Other features frequently seen in people with this condition include an exaggerated curvature of the lower back (lordosis); darkened patches of skin (hyperpigmentation), typically on the chest and back; and a broad nasal bridge with a rounded tip of the nose.
Less common signs and symptoms of Schimke immuno-osseous dysplasia include an accumulation of fatty deposits and scar-like tissue in the lining of the arteries (atherosclerosis), reduced blood flow to the brain (cerebral ischemia), migraine-like headaches, an underactive thyroid gland (hypothyroidism), decreased numbers of white blood cells (lymphopenia), underdeveloped hip bones (hypoplastic pelvis), abnormally small head size (microcephaly), a lack of sperm (azoospermia) in males, and irregular menstruation in females.
In severe cases, many signs of Schimke immuno-osseous dysplasia can be present at birth. People with mild cases of this disorder may not develop signs or symptoms until late childhood.
The National Institutes of Health (NIH) is composed of U.S. government biomedical research institutions and is not authorized to provide routine medical assistance or treatment funds.

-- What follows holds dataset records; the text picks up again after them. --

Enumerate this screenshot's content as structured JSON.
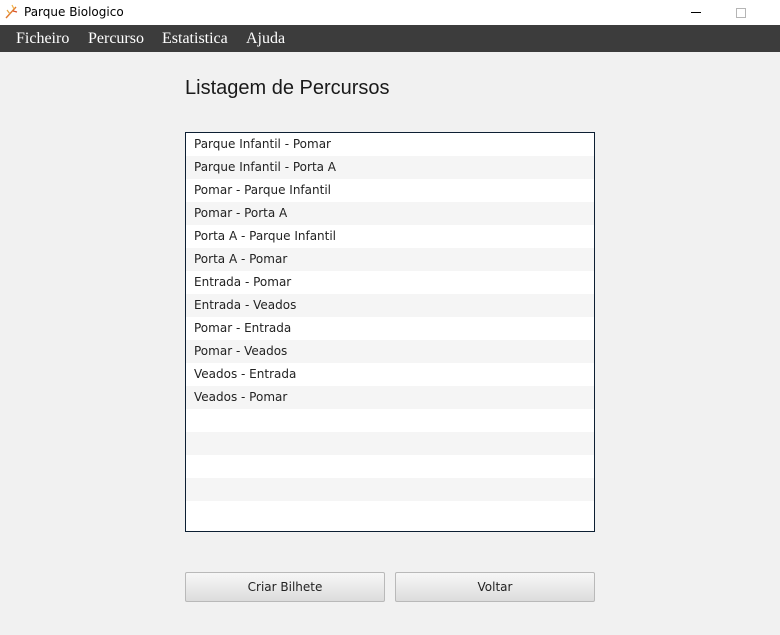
{
  "window": {
    "title": "Parque Biologico",
    "icon": "leaf-app-icon"
  },
  "menu": {
    "items": [
      "Ficheiro",
      "Percurso",
      "Estatistica",
      "Ajuda"
    ]
  },
  "main": {
    "heading": "Listagem de Percursos",
    "routes": [
      "Parque Infantil - Pomar",
      "Parque Infantil - Porta A",
      "Pomar - Parque Infantil",
      "Pomar - Porta A",
      "Porta A - Parque Infantil",
      "Porta A - Pomar",
      "Entrada - Pomar",
      "Entrada - Veados",
      "Pomar - Entrada",
      "Pomar - Veados",
      "Veados - Entrada",
      "Veados - Pomar"
    ],
    "buttons": {
      "criar_bilhete": "Criar Bilhete",
      "voltar": "Voltar"
    }
  }
}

There are some resources, however, on the National Human Genome Research Institute's Web site that may help in finding information on financial aid for medical treatment. Visit these Web sites frequently for new information as it becomes available. In addition, talk to your state or county health department or social workers at your local hospital for more information on available resources.